The intent of this publication is to help mining companies understand biodiversity and improve and measure their performance against its principles. The guide is a practical reference source on biodiversity that can be used by mining companies at all stages of their operations, from exploration to mine closure. By implementing these guidelines, companies will be better able to identify and evaluate biodiversity and understand its interfaces with their activities, assess potential for negative impacts, develop and apply mitigation measures for such impacts, and increase their contribution to biodiversity enhancement or conservation.
This Good Practice Guide (GPG) encompasses the steps required to improve biodiversity management throughout the mining cycle. It assumes the existence of a corporate commitment to the ICMM sustainable development principles and sub-elements, which may be reflected in individual members’ biodiversity strategies, policies or standards.
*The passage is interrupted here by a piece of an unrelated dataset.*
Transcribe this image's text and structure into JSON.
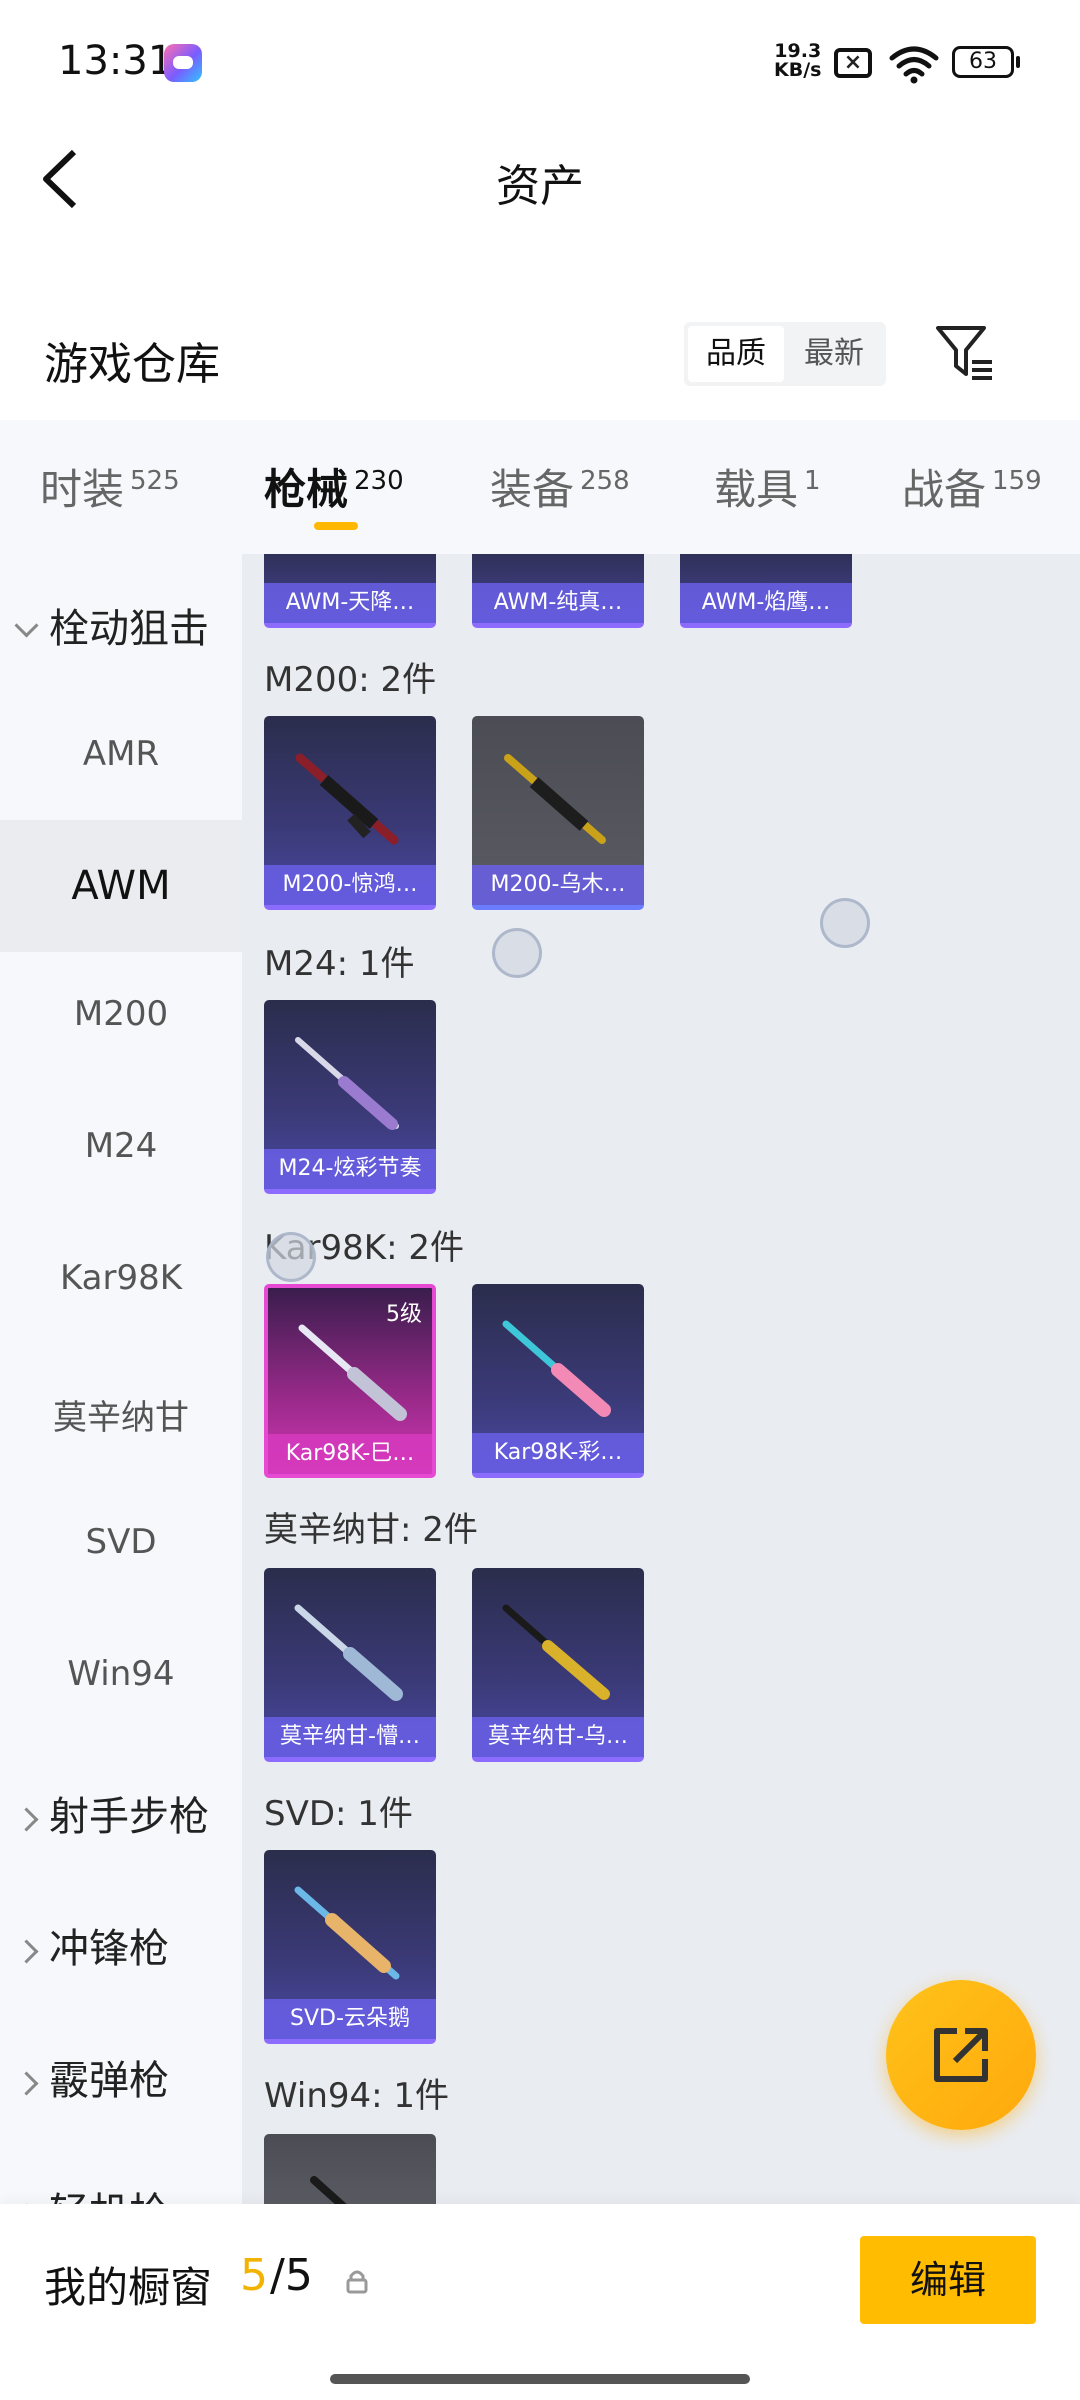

It does not address the development of policies with respect to biodiversity in any detail other than in the context of Environmental Management Systems (EMS) in Chapter 5 (see section 5.3.1 on securing a corporate commitment). Instead, it offers a series of practical modules that should enable companies to:
- Understand the interfaces between their activities and biodiversity: Help companies recognize the interfaces between their various operational activities and biodiversity, and to engage effectively with stakeholders.
- Assess the likelihood of their activities having negative impacts on biodiversity: Undertake practical steps to assess the potential for operational activities to negatively affect biodiversity and related stakeholders.
- Mitigate potential impacts on biodiversity: Identify and implement a hierarchy of measures to protect biodiversity and affected stakeholders.
- Explore the potential to contribute to biodiversity conservation: Beyond the mitigation of impacts, explore the potential to contribute to biodiversity conservation or protection.
The GPG has been developed to be applicable to a variety of operational contexts, encompassing a range of ecosystem types (from deserts to lowland tropical environments, for instance) and importance (such as where biodiversity may be of international importance or of very limited importance). As a consequence, the application and interpretation of the guidance will sometimes depend on specialized local knowledge or biodiversity expertise – this is flagged at various points within the GPG.